"Approach: Spotty snow on the approach after 1.25 miles - most of it is in the meadow below the eastern flank of Flattop (about 1.25 mile mark) and around Lake Helene. Even with a solid freeze Mon night there was no need for crampons/axes.
"Route/Raps: Totally dry, though there are still a couple of avoidable patches of snow lingering in the East Meadows. The summit of the Notch Tower must have been struck by lightning since last summer as one large block on the summit was laying all over the summit in pieces. There's more loose debris on the summit than normal now - heads up. The rap bolts are all in good shape but the first rap (long slings/cord around the horn) is getting close to needing new material.
"Descent: The descent gully was dry (I did it in rock shoes) except for 5-10 steps in snow/ice at one point down low. It's just recently melted out so much of the talus has not settled well so take care for looseness.
"Other obs: There's plenty of open water in the tarns/stream below Notchtop. Ptarmigan glacier, the Fingers, and the gully that faces west (east of the First Finger) all looked to be in great condition. The snow is still all the way down to the highest tarn. There was no evidence of recent cornice activity in any gully except that one west-facing gully. However, there was a significant volume of wet sluffing in the First Finger about noon. You definitely want to start these gullies early as the sun was hitting the cornices at 6am!"
"Weclimbed Zumie's Thumb on Longs on Saturday. Temps were warm overnight on Friday - it was still over 70 F when we left Boulder at 2am. Despite the warm temps and mostly cloudy night, the snow in Lamb's slide was in decent shape. Beautiful, blocky summit with some great views. The rap station on the summit was solid. The next rap station (single rope) was also good. The second rap put us in a S facing snow gully which we down climbed for about 100 vertical to get to the next station.
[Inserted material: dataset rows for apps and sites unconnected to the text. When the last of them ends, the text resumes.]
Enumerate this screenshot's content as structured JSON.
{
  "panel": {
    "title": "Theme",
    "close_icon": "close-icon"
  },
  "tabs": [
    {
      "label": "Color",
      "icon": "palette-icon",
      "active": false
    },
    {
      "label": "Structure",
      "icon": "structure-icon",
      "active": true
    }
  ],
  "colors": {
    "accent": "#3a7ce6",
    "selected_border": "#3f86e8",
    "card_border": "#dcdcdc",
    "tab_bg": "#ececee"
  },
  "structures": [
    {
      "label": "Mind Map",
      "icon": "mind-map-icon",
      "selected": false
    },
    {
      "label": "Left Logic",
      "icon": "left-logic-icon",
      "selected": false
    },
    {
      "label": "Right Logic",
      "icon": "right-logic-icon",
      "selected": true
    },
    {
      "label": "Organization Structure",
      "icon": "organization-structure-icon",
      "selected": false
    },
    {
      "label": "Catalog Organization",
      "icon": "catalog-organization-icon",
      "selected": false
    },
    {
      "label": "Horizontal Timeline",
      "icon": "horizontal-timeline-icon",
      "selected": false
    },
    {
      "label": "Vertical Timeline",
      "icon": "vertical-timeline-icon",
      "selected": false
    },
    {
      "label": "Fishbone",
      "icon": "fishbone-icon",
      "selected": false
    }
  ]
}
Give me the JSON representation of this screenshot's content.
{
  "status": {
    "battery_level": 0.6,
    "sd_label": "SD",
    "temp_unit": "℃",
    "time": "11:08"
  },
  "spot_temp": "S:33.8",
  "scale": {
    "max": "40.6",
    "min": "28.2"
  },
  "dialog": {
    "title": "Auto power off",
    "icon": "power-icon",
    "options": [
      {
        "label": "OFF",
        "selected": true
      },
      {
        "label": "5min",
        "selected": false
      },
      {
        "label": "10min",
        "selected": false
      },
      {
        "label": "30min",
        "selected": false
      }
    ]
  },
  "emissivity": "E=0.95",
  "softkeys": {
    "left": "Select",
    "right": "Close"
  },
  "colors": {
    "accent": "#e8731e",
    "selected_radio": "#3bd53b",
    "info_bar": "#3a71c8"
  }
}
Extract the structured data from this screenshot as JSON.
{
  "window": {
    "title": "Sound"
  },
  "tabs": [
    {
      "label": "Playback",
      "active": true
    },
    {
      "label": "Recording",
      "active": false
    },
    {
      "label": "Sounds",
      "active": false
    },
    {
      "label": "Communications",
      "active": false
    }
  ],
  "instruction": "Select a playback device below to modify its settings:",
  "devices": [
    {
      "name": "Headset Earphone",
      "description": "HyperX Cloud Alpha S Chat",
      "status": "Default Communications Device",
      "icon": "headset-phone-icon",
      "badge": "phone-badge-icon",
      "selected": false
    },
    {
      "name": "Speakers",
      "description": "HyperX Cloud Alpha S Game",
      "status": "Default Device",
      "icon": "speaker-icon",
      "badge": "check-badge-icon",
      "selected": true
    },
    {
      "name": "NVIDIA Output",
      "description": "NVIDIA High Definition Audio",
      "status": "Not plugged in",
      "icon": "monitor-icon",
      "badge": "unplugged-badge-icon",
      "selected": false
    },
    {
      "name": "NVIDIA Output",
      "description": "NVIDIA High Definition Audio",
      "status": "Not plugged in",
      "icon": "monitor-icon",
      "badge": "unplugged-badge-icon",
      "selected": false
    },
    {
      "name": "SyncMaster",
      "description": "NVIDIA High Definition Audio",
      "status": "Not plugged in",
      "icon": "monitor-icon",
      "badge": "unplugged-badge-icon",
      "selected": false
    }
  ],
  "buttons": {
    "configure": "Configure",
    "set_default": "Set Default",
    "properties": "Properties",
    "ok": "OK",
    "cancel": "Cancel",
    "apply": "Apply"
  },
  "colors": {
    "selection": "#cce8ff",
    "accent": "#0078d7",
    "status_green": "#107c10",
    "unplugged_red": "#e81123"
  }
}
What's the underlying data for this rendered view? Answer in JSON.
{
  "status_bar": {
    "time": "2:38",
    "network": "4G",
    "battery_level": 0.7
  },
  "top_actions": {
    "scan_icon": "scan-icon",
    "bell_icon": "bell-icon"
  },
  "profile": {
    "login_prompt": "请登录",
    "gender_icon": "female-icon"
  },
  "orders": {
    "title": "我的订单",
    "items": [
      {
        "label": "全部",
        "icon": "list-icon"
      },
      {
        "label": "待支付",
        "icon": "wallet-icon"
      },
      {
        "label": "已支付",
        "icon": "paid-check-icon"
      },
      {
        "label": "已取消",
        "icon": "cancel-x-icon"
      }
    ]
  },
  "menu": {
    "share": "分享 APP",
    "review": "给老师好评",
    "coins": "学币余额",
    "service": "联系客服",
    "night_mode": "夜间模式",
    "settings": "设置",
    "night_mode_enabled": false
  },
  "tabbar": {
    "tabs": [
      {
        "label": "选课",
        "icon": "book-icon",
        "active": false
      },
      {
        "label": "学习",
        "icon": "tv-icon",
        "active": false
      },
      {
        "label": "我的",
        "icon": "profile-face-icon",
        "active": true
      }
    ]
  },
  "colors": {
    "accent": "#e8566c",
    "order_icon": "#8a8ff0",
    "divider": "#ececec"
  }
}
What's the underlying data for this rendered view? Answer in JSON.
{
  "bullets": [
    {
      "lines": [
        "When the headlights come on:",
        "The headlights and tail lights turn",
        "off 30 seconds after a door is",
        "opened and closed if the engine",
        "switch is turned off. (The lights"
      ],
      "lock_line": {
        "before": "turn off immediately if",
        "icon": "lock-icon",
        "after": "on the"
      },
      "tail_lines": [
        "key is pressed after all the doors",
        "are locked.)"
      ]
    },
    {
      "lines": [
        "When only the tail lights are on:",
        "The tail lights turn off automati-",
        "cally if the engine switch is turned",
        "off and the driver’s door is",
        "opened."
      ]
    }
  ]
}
That final rap station was garbage, so we cut away all the tat and built one from scratch." Matt also went on to mention that Chasm Lake has thawed out, making the approach to Zumie's and other routes a little more arduous.
CMS Head Guide Dale Remsberg was checking out Ypsilon from somewhere in the Park today and sent me an e-mail saying, "I'm looking at the top of the Y couloirs at the moment and they still look to have some bigish cornices."
Andrew Councell is a CMS Guide and year-round Estes Park resident